Despite such multiple family forms existing simultaneously, most research is oriented towards the nuclear family. We therefore invite contributions which address the increasing diversity in family forms and family relations, and the challenges and potential family crises and conflicts these changes can lead to.
The division of work and care in the family has for some time been a central part of discussions concerning gender equality. Changing situations in terms of female work participation led to new challenges of managing time in families with children. Policy incentives aimed at involving men in child care have been introduced in several European countries as a step towards a more equal division of work and care. However differences across countries are substantial when it comes to available benefits such as parental leave and child care provision. Furthermore the public debates across Europe differ in defining both problem areas and perceived solutions to gender equality challenges.
We invite researchers to discuss the implications of gender equality policies aimed at redistributing time for work and care in the family. In Europe today, what challenges do men and women face when they become parents? How do men and women in their daily lives arrange and negotiate the division of care and work? What can be said about children’s daily lives in families where both parents to a greater extent contribute to both wage earning and caring?
Recent decades have seen a steady transformation in the meaning of family fromrelational obligationstowardsindividual rights.One core challenge of this development is the caring policy for children and for elderly people. All overEurope, social care can be described as “care going public”. Still both childcare and care for older people remain mainly a combination of formal and informal care where the role of families and especially women in families is still remarkable. Caring arrangements in various European societies expose different attitudes towards the family as an institution, the welfare state and the commercialization of family matters as well as the normative fundament of family practices.
As part and parcel of these changes, children’s early education has entered the public agenda. As a consequence, the capacity of both kindergarten and families to deliver proper early childhood education has been questioned increasingly. We invite researchers to discuss these perspectives. We also wish to explore the new care and family practices from a child perspective.

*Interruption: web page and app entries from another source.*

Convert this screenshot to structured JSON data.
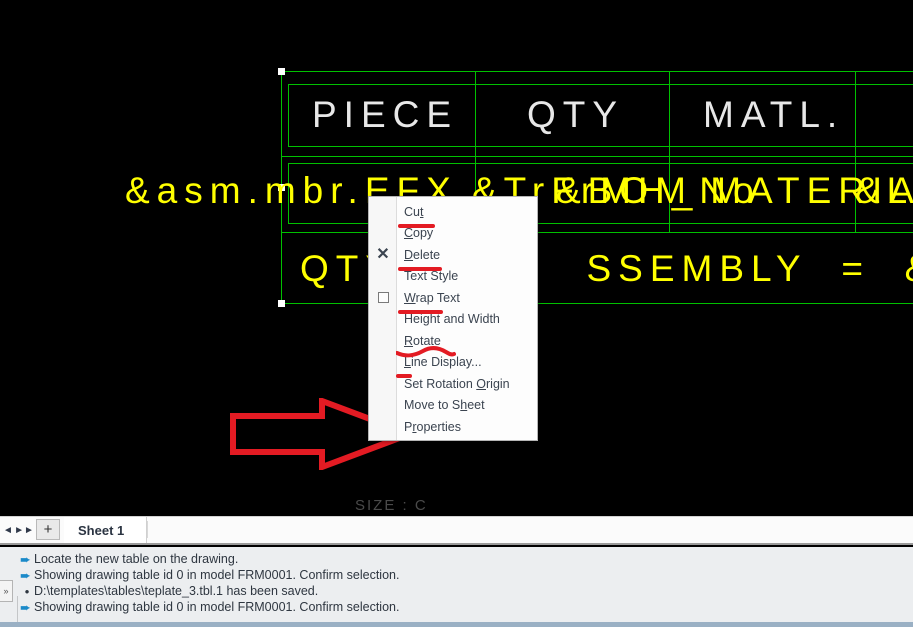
{
  "canvas": {
    "table": {
      "header_cells": [
        "PIECE",
        "QTY",
        "MATL."
      ],
      "param_row": [
        "&asm.mbr.EFX",
        "&TrFrMH_No",
        "&BOM MATERIAL",
        "&Lc"
      ],
      "param_row_overlap_text": "&asm.mbr.EFX  I&TrFrMH_No&BOMMATERIA&Lc",
      "qty_row_text": "QTY PER ASSEMBLY = &TOTQ",
      "qty_row_visible": "QTY           SSEMBLY  =  &TOTQ"
    },
    "size_label": "SIZE : C",
    "colors": {
      "background": "#000000",
      "grid": "#00c000",
      "header_text": "#e8e8e8",
      "parameter_text": "#ffff00",
      "handle": "#ffffff",
      "annotation": "#e31b23"
    }
  },
  "context_menu": {
    "items": [
      {
        "label_pre": "Cu",
        "mnemonic": "t",
        "label_post": "",
        "icon": ""
      },
      {
        "label_pre": "",
        "mnemonic": "C",
        "label_post": "opy",
        "icon": ""
      },
      {
        "label_pre": "",
        "mnemonic": "D",
        "label_post": "elete",
        "icon": "x-icon"
      },
      {
        "label_pre": "Text Style",
        "mnemonic": "",
        "label_post": "",
        "icon": ""
      },
      {
        "label_pre": "",
        "mnemonic": "W",
        "label_post": "rap Text",
        "icon": "checkbox-icon"
      },
      {
        "label_pre": "Height and Width",
        "mnemonic": "",
        "label_post": "",
        "icon": ""
      },
      {
        "label_pre": "",
        "mnemonic": "R",
        "label_post": "otate",
        "icon": ""
      },
      {
        "label_pre": "",
        "mnemonic": "L",
        "label_post": "ine Display...",
        "icon": ""
      },
      {
        "label_pre": "Set Rotation ",
        "mnemonic": "O",
        "label_post": "rigin",
        "icon": ""
      },
      {
        "label_pre": "Move to S",
        "mnemonic": "h",
        "label_post": "eet",
        "icon": ""
      },
      {
        "label_pre": "P",
        "mnemonic": "r",
        "label_post": "operties",
        "icon": ""
      }
    ]
  },
  "tabbar": {
    "nav_first": "◄◄",
    "nav_prev": "◄",
    "nav_next": "►►",
    "add_label": "+",
    "sheet_tab": "Sheet 1"
  },
  "messages": {
    "collapse_label": "»",
    "rows": [
      {
        "marker": "arrow",
        "text": "Locate the new table on the drawing."
      },
      {
        "marker": "arrow",
        "text": "Showing drawing table id 0 in model FRM0001. Confirm selection."
      },
      {
        "marker": "dot",
        "text": "D:\\templates\\tables\\teplate_3.tbl.1 has been saved."
      },
      {
        "marker": "arrow",
        "text": "Showing drawing table id 0 in model FRM0001. Confirm selection."
      }
    ]
  }
}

We invite research on intervention programmes such as family counselling, child welfare services, family support and empowerment given by NGOs, private agencies or state authorities. What challenges do these interventions face because of the changes we have outlined? How do the families of children or parents with special needs experience their situation?
What are the psychological challenges at the intersection of public policy for intimate relationships and childcare on the one hand, and parents’ and children’s relatedness, on the other?
Challenges for the Welfare states
Family policies are linked to basic assumptions about the role of the family in society, and are often normative and highly ideologised. Family-affecting state interventions are driven by a wide range of motives, often to compensate for the negative consequences of the trends mentioned above, or to support required changes. Increasing interest in gender equality has motivated research on fatherhood and men’s participation in family matters, and we welcome contributors in this field.
The variety of European welfare systems and family policies exceeds existing welfare regime typologies, and makes comparative research on family policy in Europe a rich field of investigation. We therefore invite research, including comparative research, on family policy, measures and best practices as well as on critical family policy questions and the changing ideational foundation of family policy.